CAPITAL REGION, NY (News10)-An Averill Park high school student is arrested after allegedly making a threat against the school.
The arrest follows other recent alleged threats made within other Capital Region school districts and a deadly school school in Michigan.
On Wednesday, the University at Albany Police said they were investigating a social media threat aimed at the campus.
Also this week the Averill Park Central Schools Superintendent announced that a high schooler was arrested for allegedly making a threat against his school.
The message went on to read that at no time were students or staff in immediate danger.
But these are just two of a handful of other similar recent alleged threats.
On Nov 23rd, Bethlehem Central High School officials said they received a threat from a student wanting to target others with violence.
On Dec 2nd, Van Antwerp Middle School in Niskayuna found a threat of a possible gun drawn on a bathroom wall.
Some of these threats were made after a deadly school shooting in Michigan. 4 students killed.
“Our youth are on social media. They are watching that,” said Shelia Wood of The Family Counseling Center of Fulton County.
Her office deploys their Mobile Crisis Unit when kids express thoughts of hurting themselves or others.

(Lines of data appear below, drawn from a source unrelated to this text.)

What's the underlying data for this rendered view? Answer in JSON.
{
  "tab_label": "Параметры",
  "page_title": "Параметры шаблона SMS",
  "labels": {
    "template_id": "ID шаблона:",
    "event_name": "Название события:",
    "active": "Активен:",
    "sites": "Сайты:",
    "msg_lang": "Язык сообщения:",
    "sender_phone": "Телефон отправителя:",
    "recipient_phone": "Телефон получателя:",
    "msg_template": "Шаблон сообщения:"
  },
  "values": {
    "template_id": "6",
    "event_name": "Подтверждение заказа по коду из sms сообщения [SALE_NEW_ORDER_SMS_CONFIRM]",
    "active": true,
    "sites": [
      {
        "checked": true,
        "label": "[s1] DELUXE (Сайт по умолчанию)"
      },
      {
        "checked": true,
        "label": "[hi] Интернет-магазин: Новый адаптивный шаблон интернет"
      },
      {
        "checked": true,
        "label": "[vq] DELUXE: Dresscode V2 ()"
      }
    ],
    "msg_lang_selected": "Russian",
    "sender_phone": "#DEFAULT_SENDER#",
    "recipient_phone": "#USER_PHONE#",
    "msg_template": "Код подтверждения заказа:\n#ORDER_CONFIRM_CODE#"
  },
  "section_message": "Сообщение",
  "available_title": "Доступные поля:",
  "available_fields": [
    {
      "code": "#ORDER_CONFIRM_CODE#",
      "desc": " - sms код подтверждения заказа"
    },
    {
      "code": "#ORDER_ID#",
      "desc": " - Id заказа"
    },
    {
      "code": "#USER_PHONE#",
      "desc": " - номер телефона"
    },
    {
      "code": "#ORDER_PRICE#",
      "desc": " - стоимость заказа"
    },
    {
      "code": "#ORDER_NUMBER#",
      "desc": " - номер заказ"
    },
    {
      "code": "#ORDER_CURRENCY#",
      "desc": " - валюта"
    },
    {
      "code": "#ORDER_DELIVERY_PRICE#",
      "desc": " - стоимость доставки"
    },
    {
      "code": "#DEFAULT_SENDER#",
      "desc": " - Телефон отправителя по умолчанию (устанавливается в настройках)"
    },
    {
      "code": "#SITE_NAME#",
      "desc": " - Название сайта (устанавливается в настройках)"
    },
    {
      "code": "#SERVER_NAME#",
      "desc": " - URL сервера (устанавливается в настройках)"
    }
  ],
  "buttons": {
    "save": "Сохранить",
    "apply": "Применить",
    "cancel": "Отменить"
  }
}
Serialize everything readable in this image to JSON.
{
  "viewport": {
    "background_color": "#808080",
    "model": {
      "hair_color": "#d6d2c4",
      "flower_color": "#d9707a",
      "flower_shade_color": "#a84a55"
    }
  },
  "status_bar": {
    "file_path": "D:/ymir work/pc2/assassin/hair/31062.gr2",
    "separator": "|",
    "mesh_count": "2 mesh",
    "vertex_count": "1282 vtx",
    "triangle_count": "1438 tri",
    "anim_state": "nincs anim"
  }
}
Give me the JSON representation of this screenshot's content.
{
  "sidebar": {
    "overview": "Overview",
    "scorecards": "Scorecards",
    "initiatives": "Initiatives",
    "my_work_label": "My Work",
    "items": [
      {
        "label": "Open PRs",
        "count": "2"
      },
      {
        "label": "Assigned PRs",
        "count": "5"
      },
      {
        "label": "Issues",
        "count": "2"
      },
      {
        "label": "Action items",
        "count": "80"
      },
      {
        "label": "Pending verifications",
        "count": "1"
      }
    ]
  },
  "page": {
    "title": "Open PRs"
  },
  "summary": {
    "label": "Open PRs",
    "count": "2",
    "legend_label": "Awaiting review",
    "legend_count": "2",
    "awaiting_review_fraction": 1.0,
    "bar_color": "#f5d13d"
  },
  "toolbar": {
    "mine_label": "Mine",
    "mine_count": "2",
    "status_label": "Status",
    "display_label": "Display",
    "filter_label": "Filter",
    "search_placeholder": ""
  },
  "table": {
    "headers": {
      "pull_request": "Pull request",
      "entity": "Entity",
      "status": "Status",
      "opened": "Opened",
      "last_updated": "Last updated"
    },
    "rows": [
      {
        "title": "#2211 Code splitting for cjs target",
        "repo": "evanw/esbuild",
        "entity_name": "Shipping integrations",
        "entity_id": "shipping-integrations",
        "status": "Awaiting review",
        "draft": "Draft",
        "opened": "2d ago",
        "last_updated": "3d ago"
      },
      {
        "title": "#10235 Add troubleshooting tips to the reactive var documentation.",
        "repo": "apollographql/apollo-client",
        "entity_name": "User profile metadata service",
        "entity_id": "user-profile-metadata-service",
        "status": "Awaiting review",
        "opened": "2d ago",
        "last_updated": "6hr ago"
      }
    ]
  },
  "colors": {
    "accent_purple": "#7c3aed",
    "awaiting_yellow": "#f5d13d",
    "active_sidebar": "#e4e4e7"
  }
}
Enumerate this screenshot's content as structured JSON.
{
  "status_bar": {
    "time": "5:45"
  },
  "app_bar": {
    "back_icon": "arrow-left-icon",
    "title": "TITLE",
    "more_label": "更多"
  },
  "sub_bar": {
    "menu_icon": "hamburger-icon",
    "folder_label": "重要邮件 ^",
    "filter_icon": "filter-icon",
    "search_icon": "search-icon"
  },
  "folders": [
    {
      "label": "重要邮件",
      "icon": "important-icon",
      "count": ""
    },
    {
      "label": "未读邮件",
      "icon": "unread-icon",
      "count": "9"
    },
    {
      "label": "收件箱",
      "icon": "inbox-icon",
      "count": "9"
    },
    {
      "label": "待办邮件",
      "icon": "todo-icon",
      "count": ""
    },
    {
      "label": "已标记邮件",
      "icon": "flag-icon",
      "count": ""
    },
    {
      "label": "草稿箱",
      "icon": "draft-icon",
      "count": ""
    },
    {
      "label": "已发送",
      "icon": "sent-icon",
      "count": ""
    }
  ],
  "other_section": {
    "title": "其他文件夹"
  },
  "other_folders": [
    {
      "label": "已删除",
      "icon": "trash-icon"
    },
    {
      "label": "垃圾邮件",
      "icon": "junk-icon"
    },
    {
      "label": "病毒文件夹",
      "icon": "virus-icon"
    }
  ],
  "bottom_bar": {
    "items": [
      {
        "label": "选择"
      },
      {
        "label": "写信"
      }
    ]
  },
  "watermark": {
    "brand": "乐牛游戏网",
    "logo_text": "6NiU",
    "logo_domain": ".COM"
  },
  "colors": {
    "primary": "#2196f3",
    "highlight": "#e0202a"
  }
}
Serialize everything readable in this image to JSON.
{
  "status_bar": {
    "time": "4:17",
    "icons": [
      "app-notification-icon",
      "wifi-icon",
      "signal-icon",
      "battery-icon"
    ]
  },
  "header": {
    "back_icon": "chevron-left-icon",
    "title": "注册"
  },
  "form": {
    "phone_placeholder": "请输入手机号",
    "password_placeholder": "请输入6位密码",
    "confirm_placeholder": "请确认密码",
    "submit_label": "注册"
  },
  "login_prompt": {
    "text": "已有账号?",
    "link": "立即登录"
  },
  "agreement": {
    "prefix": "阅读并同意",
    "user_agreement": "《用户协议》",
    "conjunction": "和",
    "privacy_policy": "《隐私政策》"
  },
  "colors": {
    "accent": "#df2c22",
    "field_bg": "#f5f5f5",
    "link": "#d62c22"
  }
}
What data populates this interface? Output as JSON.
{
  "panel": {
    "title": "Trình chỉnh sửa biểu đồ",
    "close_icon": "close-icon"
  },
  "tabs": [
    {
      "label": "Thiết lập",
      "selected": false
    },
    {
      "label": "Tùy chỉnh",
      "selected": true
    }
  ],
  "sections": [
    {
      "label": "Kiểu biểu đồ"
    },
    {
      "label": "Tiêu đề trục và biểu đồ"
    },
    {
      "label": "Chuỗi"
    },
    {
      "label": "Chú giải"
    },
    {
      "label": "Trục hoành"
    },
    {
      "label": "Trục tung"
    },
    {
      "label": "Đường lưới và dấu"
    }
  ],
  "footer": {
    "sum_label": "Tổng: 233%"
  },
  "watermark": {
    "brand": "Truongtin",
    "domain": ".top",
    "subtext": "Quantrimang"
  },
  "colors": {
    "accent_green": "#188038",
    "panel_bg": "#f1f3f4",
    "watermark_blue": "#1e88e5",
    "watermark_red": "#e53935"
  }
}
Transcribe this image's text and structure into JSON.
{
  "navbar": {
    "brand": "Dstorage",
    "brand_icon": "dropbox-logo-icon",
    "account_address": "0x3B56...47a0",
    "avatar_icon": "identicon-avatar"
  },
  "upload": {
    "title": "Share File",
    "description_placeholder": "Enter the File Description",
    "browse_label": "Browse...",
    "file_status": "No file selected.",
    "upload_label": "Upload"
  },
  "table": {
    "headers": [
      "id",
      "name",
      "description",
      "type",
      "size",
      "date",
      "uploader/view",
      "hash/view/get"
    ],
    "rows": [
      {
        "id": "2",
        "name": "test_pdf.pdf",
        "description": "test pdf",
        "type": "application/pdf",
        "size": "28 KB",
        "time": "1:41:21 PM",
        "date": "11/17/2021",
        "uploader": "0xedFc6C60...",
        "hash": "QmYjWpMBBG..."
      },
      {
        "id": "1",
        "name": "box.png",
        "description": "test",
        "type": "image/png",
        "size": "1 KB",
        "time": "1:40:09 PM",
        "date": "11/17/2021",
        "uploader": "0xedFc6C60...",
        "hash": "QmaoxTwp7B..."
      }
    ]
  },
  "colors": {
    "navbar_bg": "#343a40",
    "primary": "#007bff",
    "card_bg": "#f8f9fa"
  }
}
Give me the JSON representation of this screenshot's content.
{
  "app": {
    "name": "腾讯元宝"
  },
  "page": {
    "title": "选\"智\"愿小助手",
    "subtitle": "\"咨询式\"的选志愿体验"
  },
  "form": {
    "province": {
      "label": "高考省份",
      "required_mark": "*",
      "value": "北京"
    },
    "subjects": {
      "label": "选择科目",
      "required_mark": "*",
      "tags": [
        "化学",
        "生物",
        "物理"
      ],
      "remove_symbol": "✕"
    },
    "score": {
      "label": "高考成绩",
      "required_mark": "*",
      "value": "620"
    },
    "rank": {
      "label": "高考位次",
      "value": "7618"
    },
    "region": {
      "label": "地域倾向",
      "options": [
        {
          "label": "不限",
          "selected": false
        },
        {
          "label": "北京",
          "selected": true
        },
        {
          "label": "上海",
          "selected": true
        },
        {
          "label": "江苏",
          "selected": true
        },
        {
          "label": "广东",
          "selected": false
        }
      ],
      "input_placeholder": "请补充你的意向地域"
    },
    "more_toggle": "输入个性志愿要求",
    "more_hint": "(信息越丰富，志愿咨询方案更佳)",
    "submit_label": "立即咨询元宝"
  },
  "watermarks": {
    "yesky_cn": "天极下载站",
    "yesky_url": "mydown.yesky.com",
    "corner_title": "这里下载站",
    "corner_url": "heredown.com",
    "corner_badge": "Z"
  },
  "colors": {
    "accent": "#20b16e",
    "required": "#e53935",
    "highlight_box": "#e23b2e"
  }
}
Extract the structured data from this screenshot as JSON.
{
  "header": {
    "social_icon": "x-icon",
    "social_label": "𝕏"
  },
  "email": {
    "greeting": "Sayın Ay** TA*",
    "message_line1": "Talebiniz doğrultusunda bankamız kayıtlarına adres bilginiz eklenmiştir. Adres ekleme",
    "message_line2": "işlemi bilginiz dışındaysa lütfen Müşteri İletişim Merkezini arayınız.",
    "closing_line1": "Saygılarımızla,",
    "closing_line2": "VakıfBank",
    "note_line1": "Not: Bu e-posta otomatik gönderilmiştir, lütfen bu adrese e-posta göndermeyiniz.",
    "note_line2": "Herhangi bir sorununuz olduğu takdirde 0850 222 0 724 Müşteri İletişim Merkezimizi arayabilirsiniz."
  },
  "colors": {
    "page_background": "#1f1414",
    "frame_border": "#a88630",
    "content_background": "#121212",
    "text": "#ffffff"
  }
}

“We ask kids very specific questions. How are you going to carry that out? We want to know specifically. Because if they are serious, they are going to have a plan and they are going to have intent,” said Wood.
She says they contact law enforcement if they feel a threat is credible. But they also make important connections for kids.
“So, our youth should be evaluated. Do they have a mental health diagnosis? Should they be in counseling? Should they be taking medication? Should they be connected to a psycho-social rehabilitation?”
“What might you say directly to a young person who is watching this, who might be in crisis or having violent thoughts?” asked News10’s Anya Tucker.
Wood answered, “That they’re not alone. That there’s someone here who is willing to listen to them. Teachers, caregivers, someone that they can talk to, a best friend. Just someone who’s going to listen. The resources are there. It’s our responsibility to get those resources out there to our youth.”